For the word "operator", return each line of the data in which it occurs.

• PROVIDED INFORMATION:
--------------------------------
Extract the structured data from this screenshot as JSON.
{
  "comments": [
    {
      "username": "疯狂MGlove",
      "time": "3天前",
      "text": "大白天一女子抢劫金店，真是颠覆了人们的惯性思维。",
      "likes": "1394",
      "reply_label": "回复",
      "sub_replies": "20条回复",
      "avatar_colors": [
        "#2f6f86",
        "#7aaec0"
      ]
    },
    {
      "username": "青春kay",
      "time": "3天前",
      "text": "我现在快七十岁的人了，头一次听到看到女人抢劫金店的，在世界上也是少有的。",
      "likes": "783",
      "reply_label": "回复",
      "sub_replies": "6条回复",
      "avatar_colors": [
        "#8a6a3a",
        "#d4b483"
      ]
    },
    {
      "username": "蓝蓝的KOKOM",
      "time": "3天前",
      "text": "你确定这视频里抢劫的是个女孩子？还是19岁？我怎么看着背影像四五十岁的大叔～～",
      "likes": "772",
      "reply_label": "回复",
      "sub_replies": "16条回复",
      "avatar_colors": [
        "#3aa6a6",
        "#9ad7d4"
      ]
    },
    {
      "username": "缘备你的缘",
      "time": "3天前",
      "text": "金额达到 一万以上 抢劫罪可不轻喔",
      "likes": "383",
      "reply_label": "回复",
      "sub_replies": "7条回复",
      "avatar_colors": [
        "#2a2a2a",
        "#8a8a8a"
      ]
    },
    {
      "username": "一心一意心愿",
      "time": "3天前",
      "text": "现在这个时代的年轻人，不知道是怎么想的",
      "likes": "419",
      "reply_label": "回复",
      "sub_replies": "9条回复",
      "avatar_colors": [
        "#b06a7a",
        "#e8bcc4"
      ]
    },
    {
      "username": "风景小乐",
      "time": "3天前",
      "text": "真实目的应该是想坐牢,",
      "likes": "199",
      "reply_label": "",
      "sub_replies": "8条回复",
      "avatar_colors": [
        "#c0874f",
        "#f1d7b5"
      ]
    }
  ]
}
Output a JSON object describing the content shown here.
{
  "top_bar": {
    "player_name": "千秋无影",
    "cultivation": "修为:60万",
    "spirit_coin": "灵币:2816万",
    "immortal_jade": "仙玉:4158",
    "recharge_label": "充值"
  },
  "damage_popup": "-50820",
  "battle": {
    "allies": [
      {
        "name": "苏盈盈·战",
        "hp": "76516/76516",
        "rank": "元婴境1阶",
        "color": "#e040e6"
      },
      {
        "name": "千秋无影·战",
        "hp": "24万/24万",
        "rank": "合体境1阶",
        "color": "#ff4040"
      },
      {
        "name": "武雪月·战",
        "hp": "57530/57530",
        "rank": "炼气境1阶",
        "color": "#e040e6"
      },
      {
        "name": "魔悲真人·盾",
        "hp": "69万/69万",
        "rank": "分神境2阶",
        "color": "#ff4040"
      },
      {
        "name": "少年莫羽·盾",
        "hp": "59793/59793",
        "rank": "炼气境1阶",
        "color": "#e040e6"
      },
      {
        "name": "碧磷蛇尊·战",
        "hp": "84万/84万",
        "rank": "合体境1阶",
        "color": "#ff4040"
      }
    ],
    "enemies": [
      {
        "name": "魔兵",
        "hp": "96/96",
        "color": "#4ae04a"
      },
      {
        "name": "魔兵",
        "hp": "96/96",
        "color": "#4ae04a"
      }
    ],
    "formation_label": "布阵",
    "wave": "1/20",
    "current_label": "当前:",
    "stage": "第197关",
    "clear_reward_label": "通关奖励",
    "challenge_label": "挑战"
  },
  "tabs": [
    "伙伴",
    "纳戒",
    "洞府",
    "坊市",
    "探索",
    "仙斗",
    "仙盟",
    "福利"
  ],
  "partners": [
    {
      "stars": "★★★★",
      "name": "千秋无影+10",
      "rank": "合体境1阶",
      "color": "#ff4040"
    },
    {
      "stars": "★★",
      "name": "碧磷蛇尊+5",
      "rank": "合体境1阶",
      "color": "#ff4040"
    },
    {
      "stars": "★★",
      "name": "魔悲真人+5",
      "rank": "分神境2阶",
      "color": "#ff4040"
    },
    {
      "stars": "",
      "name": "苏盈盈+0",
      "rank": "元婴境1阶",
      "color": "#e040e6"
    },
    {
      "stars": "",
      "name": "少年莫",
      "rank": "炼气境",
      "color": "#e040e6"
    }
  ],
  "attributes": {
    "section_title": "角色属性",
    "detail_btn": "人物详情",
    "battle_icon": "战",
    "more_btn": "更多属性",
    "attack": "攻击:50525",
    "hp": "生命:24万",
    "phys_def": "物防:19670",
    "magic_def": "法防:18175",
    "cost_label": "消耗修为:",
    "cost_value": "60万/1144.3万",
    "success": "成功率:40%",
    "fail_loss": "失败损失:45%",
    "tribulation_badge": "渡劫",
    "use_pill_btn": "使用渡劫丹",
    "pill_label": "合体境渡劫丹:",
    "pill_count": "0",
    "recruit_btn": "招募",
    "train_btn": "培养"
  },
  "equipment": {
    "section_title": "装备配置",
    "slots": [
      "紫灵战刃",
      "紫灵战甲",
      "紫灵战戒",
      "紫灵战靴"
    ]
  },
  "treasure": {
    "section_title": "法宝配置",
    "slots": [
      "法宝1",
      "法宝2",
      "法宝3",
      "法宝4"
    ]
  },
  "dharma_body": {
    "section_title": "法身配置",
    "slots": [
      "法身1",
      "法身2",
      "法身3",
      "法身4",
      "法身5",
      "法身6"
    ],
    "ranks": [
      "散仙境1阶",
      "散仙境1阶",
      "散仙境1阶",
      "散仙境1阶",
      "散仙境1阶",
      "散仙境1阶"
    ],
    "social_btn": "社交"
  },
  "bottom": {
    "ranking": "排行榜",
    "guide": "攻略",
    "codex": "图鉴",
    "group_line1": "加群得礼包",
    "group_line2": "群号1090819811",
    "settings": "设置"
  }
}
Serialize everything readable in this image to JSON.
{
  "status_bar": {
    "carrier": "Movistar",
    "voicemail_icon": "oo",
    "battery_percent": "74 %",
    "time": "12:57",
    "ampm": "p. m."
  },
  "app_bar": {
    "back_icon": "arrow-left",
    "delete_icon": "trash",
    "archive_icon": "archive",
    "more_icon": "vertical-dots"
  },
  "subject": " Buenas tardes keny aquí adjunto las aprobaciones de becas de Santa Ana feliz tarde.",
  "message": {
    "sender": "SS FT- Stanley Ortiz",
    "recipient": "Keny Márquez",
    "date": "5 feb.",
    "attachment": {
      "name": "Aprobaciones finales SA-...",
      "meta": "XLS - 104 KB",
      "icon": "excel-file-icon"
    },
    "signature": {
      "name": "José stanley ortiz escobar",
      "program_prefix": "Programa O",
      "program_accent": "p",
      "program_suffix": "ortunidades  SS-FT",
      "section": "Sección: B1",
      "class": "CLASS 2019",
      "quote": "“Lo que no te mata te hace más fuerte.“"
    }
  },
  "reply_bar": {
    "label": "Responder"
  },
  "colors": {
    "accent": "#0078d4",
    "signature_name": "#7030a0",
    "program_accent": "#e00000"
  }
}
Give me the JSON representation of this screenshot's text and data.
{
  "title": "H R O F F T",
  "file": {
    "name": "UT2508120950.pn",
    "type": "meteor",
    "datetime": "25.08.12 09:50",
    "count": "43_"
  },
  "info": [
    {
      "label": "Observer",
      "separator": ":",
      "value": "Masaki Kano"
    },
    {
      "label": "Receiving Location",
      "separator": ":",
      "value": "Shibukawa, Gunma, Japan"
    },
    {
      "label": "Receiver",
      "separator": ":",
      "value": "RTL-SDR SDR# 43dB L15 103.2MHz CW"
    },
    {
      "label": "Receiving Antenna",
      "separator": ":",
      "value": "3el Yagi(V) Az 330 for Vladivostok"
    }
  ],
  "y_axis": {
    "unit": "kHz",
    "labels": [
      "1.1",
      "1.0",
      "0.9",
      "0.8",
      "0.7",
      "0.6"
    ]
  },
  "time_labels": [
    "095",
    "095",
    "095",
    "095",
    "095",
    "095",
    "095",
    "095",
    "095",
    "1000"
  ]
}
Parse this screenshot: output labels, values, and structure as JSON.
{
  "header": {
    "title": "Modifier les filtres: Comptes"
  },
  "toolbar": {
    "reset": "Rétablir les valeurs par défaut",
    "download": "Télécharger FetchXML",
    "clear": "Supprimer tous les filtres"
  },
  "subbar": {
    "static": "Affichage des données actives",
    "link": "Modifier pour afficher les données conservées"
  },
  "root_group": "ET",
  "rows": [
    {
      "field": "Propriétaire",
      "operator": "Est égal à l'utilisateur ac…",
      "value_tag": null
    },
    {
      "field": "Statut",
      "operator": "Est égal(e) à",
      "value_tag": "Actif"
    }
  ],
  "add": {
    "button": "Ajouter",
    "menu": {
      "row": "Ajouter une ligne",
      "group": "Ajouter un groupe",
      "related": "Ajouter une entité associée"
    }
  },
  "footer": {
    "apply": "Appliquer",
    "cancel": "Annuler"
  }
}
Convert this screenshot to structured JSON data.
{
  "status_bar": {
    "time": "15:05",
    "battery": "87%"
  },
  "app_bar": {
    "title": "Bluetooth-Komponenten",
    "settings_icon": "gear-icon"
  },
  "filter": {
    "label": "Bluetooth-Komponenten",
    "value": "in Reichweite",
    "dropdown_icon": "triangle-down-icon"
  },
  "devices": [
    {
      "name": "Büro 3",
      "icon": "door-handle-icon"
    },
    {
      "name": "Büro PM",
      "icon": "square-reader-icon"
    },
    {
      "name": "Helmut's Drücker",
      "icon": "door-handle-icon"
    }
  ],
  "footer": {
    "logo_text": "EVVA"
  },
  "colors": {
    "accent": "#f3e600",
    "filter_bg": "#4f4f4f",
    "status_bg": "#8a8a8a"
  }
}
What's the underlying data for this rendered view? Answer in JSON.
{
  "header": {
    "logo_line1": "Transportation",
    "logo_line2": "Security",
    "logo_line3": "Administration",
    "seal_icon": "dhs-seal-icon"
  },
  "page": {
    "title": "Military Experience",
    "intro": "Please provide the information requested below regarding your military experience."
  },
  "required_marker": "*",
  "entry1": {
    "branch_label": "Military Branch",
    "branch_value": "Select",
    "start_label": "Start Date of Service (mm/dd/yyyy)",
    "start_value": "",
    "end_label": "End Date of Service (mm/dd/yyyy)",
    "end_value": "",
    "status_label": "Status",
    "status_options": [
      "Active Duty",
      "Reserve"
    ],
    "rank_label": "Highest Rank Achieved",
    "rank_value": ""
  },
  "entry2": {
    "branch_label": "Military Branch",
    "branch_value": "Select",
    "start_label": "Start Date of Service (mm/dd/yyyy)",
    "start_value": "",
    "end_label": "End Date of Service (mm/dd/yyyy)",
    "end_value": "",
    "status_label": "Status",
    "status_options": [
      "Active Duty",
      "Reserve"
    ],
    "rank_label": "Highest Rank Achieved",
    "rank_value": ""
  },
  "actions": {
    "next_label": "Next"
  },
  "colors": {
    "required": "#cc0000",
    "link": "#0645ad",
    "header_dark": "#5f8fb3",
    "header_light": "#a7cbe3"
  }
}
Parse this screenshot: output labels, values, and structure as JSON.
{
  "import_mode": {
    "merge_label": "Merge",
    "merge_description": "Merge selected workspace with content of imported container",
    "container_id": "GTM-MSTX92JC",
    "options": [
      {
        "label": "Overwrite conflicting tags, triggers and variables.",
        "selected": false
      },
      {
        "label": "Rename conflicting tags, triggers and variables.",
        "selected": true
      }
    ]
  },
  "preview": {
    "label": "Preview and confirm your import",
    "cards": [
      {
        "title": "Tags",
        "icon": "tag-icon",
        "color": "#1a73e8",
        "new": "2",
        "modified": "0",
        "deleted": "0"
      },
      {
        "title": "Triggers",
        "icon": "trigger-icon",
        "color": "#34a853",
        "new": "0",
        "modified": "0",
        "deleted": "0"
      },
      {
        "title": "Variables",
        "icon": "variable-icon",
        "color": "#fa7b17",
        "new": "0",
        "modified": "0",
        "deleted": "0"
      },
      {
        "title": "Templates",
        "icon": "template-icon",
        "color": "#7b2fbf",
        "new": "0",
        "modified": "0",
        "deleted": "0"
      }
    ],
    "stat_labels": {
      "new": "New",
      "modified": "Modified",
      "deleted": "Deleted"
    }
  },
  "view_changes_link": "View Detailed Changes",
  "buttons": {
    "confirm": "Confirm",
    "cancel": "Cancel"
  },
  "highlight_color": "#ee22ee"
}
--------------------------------
• THE COMPLETED TASK:
      "operator": "Est égal à l'utilisateur ac…",
      "operator": "Est égal(e) à",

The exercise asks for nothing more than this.